**REQUIRED WORK:** What is the count of lines in the data that hold the string "icon"? State the number alone.

**EXCERPTED RECORDS:**
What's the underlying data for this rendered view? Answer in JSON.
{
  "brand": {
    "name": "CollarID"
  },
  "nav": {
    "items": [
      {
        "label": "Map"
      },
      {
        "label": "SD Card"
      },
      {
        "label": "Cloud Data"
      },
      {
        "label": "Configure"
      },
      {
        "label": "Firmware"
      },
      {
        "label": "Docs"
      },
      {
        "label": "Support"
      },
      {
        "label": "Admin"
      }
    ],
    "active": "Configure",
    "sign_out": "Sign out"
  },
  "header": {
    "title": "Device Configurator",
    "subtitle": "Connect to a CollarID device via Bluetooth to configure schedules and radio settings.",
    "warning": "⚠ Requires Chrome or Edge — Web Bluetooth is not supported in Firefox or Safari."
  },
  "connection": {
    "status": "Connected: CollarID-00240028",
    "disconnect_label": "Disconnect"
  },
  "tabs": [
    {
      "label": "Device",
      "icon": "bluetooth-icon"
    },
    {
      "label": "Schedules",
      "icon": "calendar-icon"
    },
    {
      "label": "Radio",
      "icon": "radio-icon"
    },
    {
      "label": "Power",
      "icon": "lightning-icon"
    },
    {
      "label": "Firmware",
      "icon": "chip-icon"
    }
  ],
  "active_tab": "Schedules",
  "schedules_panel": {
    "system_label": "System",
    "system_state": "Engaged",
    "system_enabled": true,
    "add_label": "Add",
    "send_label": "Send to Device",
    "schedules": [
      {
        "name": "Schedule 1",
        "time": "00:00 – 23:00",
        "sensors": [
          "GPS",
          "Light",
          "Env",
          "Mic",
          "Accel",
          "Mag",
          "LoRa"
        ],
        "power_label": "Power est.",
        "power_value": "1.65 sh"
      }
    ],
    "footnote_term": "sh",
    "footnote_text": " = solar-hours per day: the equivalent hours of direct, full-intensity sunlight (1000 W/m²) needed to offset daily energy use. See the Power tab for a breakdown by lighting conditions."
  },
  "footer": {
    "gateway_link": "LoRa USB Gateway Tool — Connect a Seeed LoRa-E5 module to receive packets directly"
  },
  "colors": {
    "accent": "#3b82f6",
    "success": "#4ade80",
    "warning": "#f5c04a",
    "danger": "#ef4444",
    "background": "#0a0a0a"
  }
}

**TASK RESULT:** 5